    I have not a direct reversal process, but in my understanding I can fog the weak exposed parts. When the mechanism is now very stable, why not to enhance the system with more „fogging-power“.

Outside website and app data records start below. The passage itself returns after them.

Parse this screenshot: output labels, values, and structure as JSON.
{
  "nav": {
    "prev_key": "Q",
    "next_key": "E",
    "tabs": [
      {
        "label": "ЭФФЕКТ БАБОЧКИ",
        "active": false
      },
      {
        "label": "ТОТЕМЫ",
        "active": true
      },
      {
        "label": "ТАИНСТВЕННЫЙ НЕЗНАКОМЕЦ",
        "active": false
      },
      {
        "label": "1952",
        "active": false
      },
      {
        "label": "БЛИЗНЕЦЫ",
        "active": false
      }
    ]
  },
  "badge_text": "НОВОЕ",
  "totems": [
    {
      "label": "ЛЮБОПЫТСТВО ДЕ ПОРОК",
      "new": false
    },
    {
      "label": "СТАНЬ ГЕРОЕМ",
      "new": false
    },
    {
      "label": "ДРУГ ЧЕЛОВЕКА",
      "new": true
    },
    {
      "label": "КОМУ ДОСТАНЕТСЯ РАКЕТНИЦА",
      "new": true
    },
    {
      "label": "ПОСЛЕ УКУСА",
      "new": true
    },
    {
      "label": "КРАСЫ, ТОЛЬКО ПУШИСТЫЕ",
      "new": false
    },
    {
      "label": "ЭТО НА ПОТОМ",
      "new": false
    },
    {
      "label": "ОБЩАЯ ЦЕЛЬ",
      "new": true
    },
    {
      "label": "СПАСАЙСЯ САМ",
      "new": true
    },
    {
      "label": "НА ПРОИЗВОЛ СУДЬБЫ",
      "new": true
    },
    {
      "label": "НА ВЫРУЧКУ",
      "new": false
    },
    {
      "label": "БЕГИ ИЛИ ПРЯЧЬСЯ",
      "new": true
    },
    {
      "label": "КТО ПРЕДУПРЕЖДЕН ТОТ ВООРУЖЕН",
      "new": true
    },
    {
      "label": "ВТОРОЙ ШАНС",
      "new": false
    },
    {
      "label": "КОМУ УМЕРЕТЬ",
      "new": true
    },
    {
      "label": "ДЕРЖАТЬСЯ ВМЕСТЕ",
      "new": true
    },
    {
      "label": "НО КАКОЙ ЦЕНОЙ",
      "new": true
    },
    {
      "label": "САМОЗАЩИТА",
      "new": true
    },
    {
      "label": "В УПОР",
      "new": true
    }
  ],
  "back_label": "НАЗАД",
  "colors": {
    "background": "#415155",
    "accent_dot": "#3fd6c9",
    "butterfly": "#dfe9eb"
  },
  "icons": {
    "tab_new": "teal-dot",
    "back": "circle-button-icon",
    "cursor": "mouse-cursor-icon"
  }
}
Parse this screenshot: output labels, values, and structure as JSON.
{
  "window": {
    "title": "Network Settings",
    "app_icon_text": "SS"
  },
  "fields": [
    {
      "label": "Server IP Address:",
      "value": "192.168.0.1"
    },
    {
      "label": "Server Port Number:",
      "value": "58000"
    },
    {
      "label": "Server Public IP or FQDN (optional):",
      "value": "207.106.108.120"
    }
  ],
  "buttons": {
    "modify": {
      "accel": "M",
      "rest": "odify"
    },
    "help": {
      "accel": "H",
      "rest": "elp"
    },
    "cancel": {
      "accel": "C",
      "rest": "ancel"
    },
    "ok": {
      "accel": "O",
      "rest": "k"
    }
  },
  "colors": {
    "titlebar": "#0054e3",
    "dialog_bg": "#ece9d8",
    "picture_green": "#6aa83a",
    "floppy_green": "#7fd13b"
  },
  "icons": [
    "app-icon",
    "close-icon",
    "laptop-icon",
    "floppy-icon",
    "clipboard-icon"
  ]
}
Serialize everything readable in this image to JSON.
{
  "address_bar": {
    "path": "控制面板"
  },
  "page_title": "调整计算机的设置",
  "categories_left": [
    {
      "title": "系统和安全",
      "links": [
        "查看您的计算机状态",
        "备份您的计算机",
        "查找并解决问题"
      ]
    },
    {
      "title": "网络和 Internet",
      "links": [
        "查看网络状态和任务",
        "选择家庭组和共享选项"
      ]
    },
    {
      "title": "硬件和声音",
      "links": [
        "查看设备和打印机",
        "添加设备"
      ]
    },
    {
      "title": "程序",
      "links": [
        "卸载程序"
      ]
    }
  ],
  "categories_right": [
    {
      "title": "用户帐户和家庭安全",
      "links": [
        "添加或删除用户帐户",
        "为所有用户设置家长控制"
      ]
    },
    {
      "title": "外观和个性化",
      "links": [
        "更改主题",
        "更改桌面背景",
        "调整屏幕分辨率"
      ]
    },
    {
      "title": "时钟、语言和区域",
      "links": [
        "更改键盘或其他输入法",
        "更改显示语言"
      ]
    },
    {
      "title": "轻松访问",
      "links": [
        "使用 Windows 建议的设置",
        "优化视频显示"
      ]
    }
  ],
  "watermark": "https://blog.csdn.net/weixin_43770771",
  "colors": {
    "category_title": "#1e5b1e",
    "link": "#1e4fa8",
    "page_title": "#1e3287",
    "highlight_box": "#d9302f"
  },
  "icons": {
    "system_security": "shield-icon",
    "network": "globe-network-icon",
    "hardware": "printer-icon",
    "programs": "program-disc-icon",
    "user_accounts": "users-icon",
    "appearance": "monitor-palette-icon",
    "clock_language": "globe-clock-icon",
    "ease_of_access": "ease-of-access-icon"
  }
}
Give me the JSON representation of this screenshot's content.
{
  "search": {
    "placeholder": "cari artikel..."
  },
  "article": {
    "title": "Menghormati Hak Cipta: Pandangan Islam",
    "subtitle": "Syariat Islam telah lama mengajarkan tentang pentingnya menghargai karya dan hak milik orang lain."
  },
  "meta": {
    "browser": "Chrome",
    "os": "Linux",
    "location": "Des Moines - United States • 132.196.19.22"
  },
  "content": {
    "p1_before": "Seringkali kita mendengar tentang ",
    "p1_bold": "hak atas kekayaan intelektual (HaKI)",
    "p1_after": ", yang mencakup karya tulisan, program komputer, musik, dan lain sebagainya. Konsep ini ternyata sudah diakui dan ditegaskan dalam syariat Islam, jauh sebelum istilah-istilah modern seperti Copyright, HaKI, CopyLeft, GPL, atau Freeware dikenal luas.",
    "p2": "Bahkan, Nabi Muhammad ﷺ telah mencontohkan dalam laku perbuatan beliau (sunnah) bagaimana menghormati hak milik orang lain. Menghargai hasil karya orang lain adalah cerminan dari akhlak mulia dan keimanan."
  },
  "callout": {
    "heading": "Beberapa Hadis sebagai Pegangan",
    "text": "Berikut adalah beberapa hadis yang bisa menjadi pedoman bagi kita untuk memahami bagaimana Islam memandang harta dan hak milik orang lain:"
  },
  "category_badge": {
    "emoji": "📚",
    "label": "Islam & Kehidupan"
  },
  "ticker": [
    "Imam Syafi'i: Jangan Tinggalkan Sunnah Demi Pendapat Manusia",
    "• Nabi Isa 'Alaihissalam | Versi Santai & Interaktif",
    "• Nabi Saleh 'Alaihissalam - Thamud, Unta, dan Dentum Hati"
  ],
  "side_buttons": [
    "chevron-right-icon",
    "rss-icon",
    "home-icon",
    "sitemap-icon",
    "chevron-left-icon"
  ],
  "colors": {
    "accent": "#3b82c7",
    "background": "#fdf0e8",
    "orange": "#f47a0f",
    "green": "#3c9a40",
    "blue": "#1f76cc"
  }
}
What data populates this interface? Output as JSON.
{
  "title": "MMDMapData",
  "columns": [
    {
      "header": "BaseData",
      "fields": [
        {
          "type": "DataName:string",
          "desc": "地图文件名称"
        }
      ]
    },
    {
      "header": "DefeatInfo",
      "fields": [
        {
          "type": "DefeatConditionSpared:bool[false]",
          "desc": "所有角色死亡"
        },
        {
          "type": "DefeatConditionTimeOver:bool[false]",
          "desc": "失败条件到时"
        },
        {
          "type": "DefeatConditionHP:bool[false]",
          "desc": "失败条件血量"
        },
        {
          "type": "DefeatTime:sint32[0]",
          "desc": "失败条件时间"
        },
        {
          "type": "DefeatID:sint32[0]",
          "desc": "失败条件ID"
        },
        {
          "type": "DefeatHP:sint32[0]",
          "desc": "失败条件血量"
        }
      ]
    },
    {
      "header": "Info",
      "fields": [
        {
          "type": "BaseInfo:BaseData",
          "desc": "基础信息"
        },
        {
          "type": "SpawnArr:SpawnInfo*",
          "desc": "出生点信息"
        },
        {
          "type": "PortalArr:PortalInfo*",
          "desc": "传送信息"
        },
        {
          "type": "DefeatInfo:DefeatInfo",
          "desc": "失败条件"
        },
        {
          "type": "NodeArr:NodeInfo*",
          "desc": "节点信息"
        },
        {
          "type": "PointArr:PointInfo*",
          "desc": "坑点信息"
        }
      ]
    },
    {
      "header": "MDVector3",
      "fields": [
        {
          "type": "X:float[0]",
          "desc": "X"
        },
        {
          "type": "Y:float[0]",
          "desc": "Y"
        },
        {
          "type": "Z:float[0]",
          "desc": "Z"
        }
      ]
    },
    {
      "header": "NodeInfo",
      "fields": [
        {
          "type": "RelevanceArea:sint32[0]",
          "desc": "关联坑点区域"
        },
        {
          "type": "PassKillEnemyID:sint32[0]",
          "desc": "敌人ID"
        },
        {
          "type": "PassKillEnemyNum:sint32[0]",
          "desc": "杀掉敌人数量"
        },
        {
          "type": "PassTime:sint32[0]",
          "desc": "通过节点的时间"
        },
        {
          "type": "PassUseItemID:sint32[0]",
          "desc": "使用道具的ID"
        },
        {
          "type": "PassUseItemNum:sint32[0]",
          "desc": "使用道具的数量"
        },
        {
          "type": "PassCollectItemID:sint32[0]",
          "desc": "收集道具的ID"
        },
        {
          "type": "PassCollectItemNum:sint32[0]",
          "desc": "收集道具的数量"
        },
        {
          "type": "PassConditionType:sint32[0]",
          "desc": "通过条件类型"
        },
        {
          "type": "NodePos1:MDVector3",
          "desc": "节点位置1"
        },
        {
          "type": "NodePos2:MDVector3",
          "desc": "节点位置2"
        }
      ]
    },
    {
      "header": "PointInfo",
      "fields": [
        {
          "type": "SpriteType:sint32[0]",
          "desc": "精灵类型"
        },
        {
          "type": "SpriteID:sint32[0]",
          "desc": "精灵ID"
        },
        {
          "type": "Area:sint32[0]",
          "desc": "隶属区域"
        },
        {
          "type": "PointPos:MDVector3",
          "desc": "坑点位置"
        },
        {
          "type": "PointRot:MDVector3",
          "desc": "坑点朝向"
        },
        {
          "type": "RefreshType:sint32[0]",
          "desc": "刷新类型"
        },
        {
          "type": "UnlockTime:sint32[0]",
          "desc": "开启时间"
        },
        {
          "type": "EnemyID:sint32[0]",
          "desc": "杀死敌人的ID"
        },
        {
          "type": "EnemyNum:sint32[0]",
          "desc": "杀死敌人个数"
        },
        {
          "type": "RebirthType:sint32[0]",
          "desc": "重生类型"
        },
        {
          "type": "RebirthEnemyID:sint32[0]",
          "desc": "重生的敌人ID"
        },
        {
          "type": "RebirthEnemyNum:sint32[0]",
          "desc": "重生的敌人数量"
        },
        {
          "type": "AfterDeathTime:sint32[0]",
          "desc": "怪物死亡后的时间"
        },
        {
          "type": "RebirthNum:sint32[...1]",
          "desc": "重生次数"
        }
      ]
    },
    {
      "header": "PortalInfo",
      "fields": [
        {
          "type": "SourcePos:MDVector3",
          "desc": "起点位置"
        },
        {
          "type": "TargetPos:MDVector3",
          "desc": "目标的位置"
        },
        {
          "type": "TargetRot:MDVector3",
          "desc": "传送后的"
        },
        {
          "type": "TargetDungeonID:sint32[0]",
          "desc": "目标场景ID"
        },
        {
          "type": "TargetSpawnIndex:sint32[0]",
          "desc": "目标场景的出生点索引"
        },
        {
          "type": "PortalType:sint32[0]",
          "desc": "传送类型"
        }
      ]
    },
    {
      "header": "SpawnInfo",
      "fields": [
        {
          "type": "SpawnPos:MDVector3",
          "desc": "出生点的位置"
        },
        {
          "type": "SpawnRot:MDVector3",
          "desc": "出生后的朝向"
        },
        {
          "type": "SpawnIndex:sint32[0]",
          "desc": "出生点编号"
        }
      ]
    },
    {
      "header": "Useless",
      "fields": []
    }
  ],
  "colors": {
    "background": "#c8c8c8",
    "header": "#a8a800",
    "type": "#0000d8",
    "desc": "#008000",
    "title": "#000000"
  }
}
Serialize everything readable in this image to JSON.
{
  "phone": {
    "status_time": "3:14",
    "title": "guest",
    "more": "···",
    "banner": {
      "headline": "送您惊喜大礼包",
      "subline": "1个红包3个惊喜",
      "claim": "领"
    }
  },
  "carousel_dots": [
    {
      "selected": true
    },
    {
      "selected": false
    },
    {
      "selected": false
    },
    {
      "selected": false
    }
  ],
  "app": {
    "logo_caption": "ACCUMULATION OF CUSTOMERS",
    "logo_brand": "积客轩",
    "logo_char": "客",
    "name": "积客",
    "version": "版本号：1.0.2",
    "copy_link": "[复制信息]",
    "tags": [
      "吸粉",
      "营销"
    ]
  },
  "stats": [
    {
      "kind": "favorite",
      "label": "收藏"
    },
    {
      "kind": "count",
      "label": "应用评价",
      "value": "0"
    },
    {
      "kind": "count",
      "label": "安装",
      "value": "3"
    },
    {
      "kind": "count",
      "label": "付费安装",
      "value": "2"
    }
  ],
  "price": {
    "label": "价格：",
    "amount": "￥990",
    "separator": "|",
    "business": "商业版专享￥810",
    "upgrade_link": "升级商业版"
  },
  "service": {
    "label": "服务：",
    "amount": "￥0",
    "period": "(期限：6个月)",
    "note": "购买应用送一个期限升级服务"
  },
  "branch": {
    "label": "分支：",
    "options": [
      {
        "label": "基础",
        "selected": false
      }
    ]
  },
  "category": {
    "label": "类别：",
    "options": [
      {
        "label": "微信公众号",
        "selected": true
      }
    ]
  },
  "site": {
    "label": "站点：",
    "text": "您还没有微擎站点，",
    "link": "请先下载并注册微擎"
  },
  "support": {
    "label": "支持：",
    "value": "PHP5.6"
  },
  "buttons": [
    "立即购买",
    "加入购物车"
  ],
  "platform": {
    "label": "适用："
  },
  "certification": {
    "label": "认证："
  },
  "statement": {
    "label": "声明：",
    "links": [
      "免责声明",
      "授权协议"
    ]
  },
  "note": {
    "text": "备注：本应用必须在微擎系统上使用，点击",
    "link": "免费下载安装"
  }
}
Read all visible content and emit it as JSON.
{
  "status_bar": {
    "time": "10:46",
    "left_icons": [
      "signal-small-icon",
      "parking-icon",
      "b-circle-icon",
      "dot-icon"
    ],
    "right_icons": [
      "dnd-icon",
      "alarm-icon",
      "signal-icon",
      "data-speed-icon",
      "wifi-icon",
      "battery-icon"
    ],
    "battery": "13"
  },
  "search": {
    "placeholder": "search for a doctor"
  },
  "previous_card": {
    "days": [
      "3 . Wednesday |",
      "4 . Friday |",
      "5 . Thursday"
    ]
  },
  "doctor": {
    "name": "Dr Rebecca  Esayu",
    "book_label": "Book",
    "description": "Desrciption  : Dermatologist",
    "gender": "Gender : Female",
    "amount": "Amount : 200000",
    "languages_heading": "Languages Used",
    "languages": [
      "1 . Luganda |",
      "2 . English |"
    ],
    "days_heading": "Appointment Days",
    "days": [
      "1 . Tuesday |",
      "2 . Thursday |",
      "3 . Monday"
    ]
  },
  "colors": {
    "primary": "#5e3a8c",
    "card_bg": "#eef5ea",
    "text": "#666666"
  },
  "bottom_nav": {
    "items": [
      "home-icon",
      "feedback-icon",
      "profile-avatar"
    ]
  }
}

    I can prove following: Over 30 years ago, 6,4K-ISO was (or is?) possible on Tri-X, the semester before me in Cologne, photo engineering, find out around 1970 a method for normal gradation with Rochester-Tri-X, not english Tri-X, with pre-fleshing and after-exposure 4?hours, developed in Tetenal Emofin, each bath 30 min at 30 C. Little more grainier than normal with acceptable fog. Once as a student I „safed“ 2 stops underexposed important portraits on TriX with Emofin, each bath 30 minutes, but no pre- or after exposure. I was since 1985 never interested in normal films, but now it could be interesting for to compare past with new, to controll Tri-X how much speed he has. Once I made a simple test for that with my Typ IV chemistry, but the normal resolution of mix-emulsion films was going down, the gaussian sensitifity-distribution was too big enhanced in this speed-enhancement (that's the reason I prefer monodispers). I need only to add some sulfit and depending on grain-size some amounts of Kbr. The positive effect of extrem exposure latitude stays, grain is bigger (perhaps is this something for ULF-users, they need speed).